Data records ▸
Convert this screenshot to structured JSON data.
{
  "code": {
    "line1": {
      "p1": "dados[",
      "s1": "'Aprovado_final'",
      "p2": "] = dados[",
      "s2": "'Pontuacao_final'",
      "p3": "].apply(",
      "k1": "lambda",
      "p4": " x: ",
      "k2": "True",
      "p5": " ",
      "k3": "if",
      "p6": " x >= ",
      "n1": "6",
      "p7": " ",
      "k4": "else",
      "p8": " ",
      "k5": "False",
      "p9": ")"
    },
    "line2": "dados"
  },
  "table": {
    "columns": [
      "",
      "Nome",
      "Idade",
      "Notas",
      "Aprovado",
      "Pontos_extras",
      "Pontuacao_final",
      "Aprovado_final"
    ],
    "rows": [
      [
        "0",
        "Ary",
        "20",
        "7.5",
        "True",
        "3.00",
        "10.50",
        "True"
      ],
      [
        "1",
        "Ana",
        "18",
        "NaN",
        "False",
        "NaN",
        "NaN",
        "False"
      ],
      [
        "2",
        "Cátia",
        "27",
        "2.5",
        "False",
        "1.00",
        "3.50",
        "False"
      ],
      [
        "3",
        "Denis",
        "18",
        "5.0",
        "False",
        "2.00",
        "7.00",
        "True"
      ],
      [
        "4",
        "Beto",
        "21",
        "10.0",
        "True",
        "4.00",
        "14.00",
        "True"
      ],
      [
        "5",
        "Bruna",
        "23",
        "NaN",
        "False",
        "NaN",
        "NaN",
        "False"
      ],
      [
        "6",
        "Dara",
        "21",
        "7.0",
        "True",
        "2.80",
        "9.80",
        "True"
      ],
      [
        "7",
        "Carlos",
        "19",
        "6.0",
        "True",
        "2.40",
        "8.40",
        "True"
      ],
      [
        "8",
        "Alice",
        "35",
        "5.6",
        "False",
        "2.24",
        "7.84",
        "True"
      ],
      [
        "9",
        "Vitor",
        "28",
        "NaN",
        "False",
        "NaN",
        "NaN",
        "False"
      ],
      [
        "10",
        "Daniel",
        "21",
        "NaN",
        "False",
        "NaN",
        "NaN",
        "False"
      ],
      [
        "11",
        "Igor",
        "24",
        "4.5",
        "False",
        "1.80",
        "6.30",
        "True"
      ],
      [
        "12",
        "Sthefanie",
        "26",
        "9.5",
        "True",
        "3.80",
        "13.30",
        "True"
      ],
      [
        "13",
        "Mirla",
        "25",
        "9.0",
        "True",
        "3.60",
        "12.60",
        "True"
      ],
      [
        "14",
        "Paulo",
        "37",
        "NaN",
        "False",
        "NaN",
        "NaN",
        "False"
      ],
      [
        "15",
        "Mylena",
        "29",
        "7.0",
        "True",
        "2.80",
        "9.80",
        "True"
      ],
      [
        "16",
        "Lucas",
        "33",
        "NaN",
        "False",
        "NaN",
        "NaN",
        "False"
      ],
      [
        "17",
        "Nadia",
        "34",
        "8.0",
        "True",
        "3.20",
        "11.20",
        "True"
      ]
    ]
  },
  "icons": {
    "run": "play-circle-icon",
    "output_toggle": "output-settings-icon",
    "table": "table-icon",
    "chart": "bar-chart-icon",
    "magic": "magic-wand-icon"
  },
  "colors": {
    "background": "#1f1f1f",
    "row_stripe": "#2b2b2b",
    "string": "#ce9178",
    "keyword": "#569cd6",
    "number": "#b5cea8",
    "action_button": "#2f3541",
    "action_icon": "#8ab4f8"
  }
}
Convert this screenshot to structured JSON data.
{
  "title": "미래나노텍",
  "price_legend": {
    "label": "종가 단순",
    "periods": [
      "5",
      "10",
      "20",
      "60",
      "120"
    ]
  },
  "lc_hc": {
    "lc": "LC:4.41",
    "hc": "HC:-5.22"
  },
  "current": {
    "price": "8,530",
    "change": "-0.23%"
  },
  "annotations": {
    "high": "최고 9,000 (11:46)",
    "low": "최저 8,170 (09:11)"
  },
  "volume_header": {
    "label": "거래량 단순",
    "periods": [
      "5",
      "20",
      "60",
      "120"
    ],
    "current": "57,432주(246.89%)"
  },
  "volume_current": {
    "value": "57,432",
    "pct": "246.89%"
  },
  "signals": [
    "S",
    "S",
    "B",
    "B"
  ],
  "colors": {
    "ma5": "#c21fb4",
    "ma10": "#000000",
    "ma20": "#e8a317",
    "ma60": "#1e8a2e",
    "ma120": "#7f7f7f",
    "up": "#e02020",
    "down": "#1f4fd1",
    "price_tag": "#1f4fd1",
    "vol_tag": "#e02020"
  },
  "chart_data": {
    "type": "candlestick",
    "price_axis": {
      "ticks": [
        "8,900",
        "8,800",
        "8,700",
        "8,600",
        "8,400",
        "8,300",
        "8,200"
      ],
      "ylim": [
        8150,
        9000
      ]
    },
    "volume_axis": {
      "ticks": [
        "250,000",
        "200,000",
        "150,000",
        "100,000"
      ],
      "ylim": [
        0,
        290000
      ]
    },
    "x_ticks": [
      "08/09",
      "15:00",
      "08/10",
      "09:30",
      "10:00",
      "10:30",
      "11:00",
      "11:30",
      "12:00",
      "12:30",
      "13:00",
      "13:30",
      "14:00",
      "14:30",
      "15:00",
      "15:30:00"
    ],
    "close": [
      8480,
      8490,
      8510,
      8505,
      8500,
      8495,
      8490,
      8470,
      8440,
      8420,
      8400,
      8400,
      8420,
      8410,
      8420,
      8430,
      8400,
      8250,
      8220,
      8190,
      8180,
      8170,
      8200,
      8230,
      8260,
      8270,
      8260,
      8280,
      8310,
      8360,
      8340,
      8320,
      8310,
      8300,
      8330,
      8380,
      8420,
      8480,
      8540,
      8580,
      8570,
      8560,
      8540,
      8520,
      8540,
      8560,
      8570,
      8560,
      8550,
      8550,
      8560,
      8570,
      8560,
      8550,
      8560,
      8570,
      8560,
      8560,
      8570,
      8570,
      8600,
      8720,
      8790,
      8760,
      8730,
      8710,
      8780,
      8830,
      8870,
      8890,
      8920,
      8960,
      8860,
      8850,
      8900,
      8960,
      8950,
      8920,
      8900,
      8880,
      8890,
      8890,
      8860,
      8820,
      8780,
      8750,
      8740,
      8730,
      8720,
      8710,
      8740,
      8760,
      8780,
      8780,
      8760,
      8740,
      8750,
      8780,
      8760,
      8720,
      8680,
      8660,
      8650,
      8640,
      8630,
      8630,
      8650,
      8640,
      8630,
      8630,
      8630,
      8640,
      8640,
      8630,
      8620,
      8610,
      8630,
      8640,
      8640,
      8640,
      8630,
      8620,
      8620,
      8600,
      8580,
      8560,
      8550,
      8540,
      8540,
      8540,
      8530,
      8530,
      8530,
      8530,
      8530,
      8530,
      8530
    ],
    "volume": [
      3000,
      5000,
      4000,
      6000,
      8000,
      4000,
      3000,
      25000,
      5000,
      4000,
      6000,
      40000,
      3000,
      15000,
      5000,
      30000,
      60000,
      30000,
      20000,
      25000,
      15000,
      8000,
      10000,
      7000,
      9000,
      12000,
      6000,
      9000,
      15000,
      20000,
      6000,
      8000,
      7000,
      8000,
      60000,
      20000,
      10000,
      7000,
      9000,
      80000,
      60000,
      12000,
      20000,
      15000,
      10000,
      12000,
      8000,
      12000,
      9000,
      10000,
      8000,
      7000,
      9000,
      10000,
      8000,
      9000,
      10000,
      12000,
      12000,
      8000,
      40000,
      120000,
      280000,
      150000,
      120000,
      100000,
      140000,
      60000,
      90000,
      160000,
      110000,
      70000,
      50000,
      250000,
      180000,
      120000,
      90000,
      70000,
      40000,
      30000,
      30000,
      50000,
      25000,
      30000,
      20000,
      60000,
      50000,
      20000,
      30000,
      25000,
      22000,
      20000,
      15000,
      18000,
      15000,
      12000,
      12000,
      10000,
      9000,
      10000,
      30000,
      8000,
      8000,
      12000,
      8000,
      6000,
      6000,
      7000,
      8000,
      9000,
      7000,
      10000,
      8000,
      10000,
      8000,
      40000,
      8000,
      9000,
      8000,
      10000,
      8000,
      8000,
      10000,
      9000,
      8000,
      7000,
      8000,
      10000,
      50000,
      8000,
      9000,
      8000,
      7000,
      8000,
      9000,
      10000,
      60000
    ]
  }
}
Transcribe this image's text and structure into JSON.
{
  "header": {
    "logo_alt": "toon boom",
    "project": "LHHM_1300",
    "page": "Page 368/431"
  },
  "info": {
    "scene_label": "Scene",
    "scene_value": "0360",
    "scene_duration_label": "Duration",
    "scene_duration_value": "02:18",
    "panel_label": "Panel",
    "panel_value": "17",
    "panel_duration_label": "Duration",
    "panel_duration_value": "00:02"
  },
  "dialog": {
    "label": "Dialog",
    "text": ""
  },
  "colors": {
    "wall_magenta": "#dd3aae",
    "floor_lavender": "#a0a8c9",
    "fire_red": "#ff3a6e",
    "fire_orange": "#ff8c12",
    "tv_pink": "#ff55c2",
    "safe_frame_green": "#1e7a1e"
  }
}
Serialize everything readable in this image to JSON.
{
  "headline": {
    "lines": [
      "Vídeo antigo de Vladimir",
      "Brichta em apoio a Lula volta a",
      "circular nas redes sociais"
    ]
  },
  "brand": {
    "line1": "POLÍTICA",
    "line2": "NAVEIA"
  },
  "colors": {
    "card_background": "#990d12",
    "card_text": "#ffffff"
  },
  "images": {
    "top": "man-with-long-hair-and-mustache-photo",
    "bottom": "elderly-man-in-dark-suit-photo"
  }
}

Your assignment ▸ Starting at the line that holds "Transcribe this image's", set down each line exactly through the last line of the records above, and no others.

Solution below ▸
Transcribe this image's text and structure into JSON.
{
  "header": {
    "logo_alt": "toon boom",
    "project": "LHHM_1300",
    "page": "Page 368/431"
  },
  "info": {
    "scene_label": "Scene",
    "scene_value": "0360",
    "scene_duration_label": "Duration",
    "scene_duration_value": "02:18",
    "panel_label": "Panel",
    "panel_value": "17",
    "panel_duration_label": "Duration",
    "panel_duration_value": "00:02"
  },
  "dialog": {
    "label": "Dialog",
    "text": ""
  },
  "colors": {
    "wall_magenta": "#dd3aae",
    "floor_lavender": "#a0a8c9",
    "fire_red": "#ff3a6e",
    "fire_orange": "#ff8c12",
    "tv_pink": "#ff55c2",
    "safe_frame_green": "#1e7a1e"
  }
}
Serialize everything readable in this image to JSON.
{
  "headline": {
    "lines": [
      "Vídeo antigo de Vladimir",
      "Brichta em apoio a Lula volta a",
      "circular nas redes sociais"
    ]
  },
  "brand": {
    "line1": "POLÍTICA",
    "line2": "NAVEIA"
  },
  "colors": {
    "card_background": "#990d12",
    "card_text": "#ffffff"
  },
  "images": {
    "top": "man-with-long-hair-and-mustache-photo",
    "bottom": "elderly-man-in-dark-suit-photo"
  }
}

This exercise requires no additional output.